I like surprises. The utter unpredictability of things. I dream sometimes of somnambulating to a parallel universe . Lost forever. Like in ‘The Lovely Bones’ or ‘Alice in Wonderland’ or ‘Inception’. I devour the heaviness of anticipation in the air. The dark clouds looming above, bearing uncertainty induced vapour waiting to engulf you – awash in its splendour. People find uncertainty unsettling. For me, the befuddlement that accompanies surprises is bittersweet. It’s climactic, as you fathom every detail around you. This new world – probably your perception of paradise. Bright. Sublime. Surreal. Colourful. Someone, somewhere gave a word for it. Phantasmagoria!
This is The Night Circus. This is the transcendental experience a book lover craves.
In a genre which boasts of some of the greatest writers in history and a perennial list of amateurs, Erin Morgenstern has certainly carved a niche for herself with her debut novel. The Night Circus is not as much a plot oriented novel as it is one that is solely propelled by its enrapturing writing style. Although a calculated balance of both -complementing each other- regards an exceptionally good novel, this here is an exception. Honestly, an abridgement of the plot would not particularly elicit the usual excitement to run to your book store and grab a copy.
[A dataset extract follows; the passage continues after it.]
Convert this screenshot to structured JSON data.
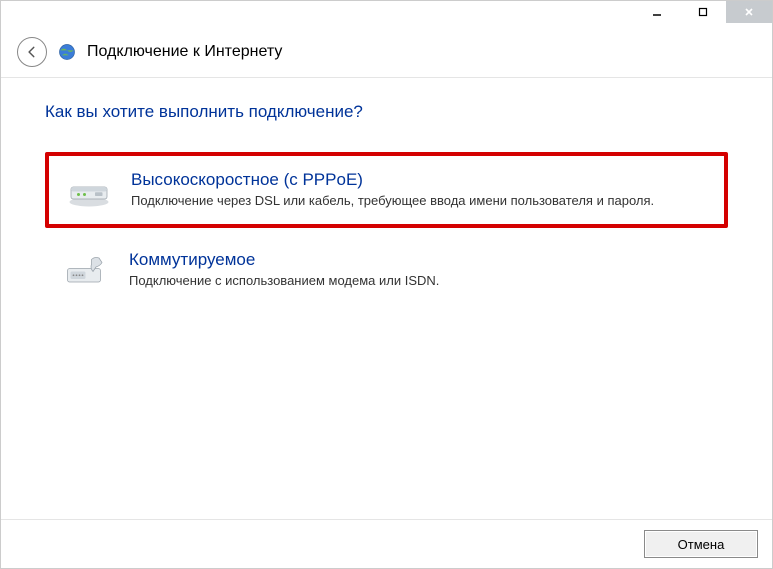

Hence, I shall refrain from extrapolating the plot and cut it short to a few lines. At the end, I shall tell you why you MUST read it anyway.
The Night Circus tells the magical tale of Celia and Marco – competitors, lovers. Bounded by a pact made by two rival magicians ‘Prospero the Enchanter’ (who trains Celia) and the enigmatic Mr. A.H (who trains Marco), in a game of endurance. A game, where only one survives, one victor. Sounds cliché? No. The story is not headed where you think. There is no combat here. In fact the players will be tried for their skills, magical competence, as they exhibit them in the most unlikely of venues. A not-so-ordinary-circus. The mystical ‘Le Cirque des Reves’. (You have to read the descriptions in the book. I will not even try and you’ll know why.) Celia, the Illusionist possesses control over the objective, the external while Marco over the subjective, the internal, the mind. Both players contribute to the wondrous aspects of the circus that beguile and enchant many. Their acts and illusions form the heartbeat of the circus. As they discover their love for each other the story takes a turn. Fate doesn’t exactly play out their way. The lives and dreams of many rests on them in a world created by them.
Here’s why you must pick this one:
1. Cover: The sparkling cover and the red coloured fore-edges of the text block would make you want to stare at it and thumb through the leaves for hours before you start the book. This book is not to be placed in a book shelf. Its presence is conspicuous. It shouts out for attention. Place it somewhere for everyone to see.
2. Blurb: The blurb is tantalisingly written. Flaring the good old Curiosity. The reason why I picked this up in the first place. Mysterious. Intriguing.
3 Writing Style: B-E-A-U-T-I-F-U-L. Just how does she manage to describe something as trite as a circus so imaginatively? Every sequence is so meticulously detailed. You might have to pick up your fallen jaw as it unfolds in its entirety. Especially the scene at the Labyrinth and Celia’s auditions for the Circus (Personal Favourite)
There are not many flaws as far as I can deduce. If there were, they were perhaps obscured by the good parts of the novel. However, there is one flaw I’d like to specifically mention, which I think should not affect your opinion about the book, is the characterisation. I don’t suggest that the characters aren’t strong or influential. It isn’t much of a character driven book. Something I usually look for in books in this genre. The narrative skips alternatively to different characters in a very short time. You are compelled to turn a few pages back to figure out the character now in question. A few reviews berated the ending. I agree to a certain extent that the ending wasn’t particularly appealing. But, I don’t consider it a flaw.
Nevertheless, this book is a must read. It’s more of a visual spectacle than a literary phenomenon. It feeds your imagination and leaves you in a state of blissful abandon. Where there is no palpability of time. Just you and the plethora of possibilities your prolific mind conjures. I will read this again soon enough.
Note: Summit Entertainment has reportedly bought the rights for the motion picture adaptation says the wiki page. Hopefully, It can come close to capturing on the big screen, the magic on parchment. My choice of cast: Emma Watson\ Jennifer Lawrence as Celia and Ian Somerhalder\Rupert Grint as Marco.